» Task instructions
You are asked to filter the data below and copy every line holding "value".

[Dataset rows describing interfaces]
========================================================================
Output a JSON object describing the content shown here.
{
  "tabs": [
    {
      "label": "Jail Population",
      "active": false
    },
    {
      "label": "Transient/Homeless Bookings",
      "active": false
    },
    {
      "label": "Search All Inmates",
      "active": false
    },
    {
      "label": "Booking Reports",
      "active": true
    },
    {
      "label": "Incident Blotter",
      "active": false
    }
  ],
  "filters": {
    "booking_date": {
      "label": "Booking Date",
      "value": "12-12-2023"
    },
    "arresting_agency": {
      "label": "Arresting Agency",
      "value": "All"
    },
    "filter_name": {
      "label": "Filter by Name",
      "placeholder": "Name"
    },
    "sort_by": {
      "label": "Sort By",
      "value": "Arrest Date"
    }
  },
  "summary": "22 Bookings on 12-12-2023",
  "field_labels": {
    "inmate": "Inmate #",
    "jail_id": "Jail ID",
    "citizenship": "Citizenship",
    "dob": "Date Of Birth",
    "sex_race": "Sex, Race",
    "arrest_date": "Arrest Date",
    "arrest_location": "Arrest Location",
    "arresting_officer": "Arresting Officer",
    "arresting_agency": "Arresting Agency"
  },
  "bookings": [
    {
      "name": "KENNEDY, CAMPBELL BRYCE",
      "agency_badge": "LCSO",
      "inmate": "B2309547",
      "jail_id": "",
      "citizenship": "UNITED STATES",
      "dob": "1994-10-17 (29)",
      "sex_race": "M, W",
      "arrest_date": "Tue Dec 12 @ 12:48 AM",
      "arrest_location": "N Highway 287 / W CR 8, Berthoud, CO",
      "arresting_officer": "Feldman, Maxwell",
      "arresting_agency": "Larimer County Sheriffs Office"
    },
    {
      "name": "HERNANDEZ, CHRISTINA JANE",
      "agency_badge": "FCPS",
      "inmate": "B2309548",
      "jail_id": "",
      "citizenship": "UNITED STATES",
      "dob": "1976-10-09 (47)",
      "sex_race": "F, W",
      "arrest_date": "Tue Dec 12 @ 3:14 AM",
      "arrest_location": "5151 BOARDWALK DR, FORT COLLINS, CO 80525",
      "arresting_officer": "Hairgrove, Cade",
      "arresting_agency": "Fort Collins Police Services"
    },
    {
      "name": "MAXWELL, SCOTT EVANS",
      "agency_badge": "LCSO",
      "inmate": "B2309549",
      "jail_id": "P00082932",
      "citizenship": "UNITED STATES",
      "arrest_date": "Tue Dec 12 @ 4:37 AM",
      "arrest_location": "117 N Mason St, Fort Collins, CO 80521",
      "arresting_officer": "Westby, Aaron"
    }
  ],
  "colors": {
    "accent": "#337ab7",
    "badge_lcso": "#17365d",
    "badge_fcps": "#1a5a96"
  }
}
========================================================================
» Response
      "value": "12-12-2023"
      "value": "All"
      "value": "Arrest Date"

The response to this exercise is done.